Ankylosing spondylitis is an inflammatory condition that primarily targets the spine. It is characterized by pain, a progressive “stiffening” of the spine and can sometimes be associated with other conditions like irritable bowel syndrome and uveitis (irritation of the eye). Diagnosing this condition can be very tricky so as we always say in this blog, it’s important to have your spinal pain examined and diagnosed by a qualified professional who is knowledgeable about the various conditions that target the spine.
Ankylosing Spondylitis – What is it?
As mentioned above, ankylosing spondylitis or “AS” is an inflammatory condition that targets the spine. Similar to rheumatoid arthritis, ankylosing spondylitis is a systemic condition. An easy way to understand this is that a person with ankylosing spondylitis has certain cells that have chosen to target the spine and inflame it. This is somewhat different from a “wear and tear” type of arthritis. In a “wear and tear” or degenerative type of arthritis (such as degenerative disc disease or osteoarthritis) the joint is usually damaged in an area that has been subjected to extensive use or trauma. With a more systemic type of arthritis like ankylosing spondylitis, the cells choose their target, somewhat independent of “wear and tear” forces. Again, with ankylosing spondylitis, these cells have chosen to attack the spine resulting in pain and stiffening.
Ankylosing Spondylitis – Where does it happen?
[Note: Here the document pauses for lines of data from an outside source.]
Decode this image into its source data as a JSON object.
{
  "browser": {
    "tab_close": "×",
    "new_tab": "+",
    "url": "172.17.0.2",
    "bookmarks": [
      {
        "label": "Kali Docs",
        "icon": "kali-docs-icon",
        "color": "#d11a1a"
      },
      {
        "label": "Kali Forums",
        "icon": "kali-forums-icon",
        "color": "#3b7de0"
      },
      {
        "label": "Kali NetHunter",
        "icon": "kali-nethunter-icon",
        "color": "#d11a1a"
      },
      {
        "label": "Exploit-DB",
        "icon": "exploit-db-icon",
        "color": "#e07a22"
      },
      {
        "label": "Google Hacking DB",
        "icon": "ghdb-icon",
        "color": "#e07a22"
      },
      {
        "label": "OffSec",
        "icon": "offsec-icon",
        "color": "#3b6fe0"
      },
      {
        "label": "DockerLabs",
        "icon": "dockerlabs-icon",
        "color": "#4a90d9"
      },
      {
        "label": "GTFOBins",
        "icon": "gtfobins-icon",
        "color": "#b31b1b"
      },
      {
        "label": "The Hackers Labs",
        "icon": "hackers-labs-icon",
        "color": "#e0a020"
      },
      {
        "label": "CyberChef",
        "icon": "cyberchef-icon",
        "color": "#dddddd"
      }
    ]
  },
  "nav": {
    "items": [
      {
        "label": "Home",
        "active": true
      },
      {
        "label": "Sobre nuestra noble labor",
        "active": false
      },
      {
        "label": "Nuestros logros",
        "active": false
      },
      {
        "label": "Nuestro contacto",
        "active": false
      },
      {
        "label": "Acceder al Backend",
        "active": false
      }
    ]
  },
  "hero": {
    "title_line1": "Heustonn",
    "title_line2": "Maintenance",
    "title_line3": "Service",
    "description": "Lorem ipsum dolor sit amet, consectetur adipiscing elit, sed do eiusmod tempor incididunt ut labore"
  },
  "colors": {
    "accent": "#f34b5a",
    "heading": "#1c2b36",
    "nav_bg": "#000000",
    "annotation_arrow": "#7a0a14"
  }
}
Ankylosing spondylitis usually begins in the sacroiliac joints and then tends to move to other areas higher up in the spine. Therefore, it can target various structures within the spine including the areas where the ribs attach. Peripheral joints like the shoulders and the hips can also be affected. Ankylosing spondylitis can sometimes be associated with irritable bowel disease, uveitis or iritis (inflammation of the eye) and psoriasis.
Ankylosing Spondylitis – Who does it affect?
Ankylosing spondylitis is usually diagnosed in young adults. Males are affected more than females, and it is rare to be diagnosed with ankylosing spondylitis after the age of 45. There is often a genetic link to ankylosing spondylitis so family history is an important aspect to consider.
Ankylosing Spondylitis Symptoms
Ankylosing Spondylitis is characterized by a painful stiffening of the spine. As the condition progresses, the spine inflames, especially at the areas where ligaments and tendons insert. There is usually bony overgrowth and certain parts of the spine fuse together. With time, the fused areas are clinically noticeable as there can be a decrease in the person’s motion.
Diagnosing Ankylosing Spondylitis
Ankylosing spondylitis can be a difficult condition to diagnose. According to the literature, it often takes as long as 7 to 10 years to confirm the diagnosis. This can be partially attributed to the fact that although signs of ankylosing spondylitis can be seen on an x-ray, these signs take some time to be visible, usually long after the symptoms are present. Thankfully, MRI is now able to detect some of the early changes in the spine. As with most conditions, it is important for the diagnosing practitioner to combine all of the relevant information. For example, many patients with ankylosing spondylitis will have a positive blood test for the HLA-B27 antigen. Combined with the characteristic changes on x-ray or MRI, this blood test can assist in diagnosing the condition. Relevant questions for the practitioner to ask would also include the following…
Is there morning stiffness of greater than 30 minutes?
Is there an improvement in pain with exercise but not with rest?
Is the patient wakening because of back pain during the second half of the night only?
Is there alternating buttock pain?
Is there a history of eye irritation?
Is there a family history of inflammatory arthritis?
How has the patient responded to non steroidal anti-inflammatories?
Is there swelling in any peripheral joints?
Does the patient experience irritable bowels?
Does the patient have psoriasis?
As a chiropractic and physiotherapy clinic, our role in the treatment of ankylosing spondylitis is conservative. Like most spinal conditions and cases of back pain that present to our clinic, we take an evidence informed approach to care, assisting the patient with spine mobility and promoting proper core stability and muscular function. When patients with ankylosing spondylitis present with acute flare-ups, modalities like laser can be helpful in reducing pain.
Ankylosing spondylitis warrants a referral to a rheumatologist. The rheumatologist will determine the most appropriate pharmacological intervention for the patient and will order the appropriate blood tests or imaging (like MRI) to confirm the diagnosis. Thankfully, there are newer treatment options for ankylosing spondylitis (called TNF blocking agents) that have been shown to assist in reducing spinal inflammation as well as potentially slowing the progression of boney growth seen on x-ray.
Shaikh SA. Ankylosing spondylitis: recent breakthroughs in diagnosis and treatment. JCCA 2007; 51(4): 249-260.
Yokum TR, Rowe LJ. Essentials of Skeletal Radiology Second Edition Volume 2. 1996 Williams & Wilkins.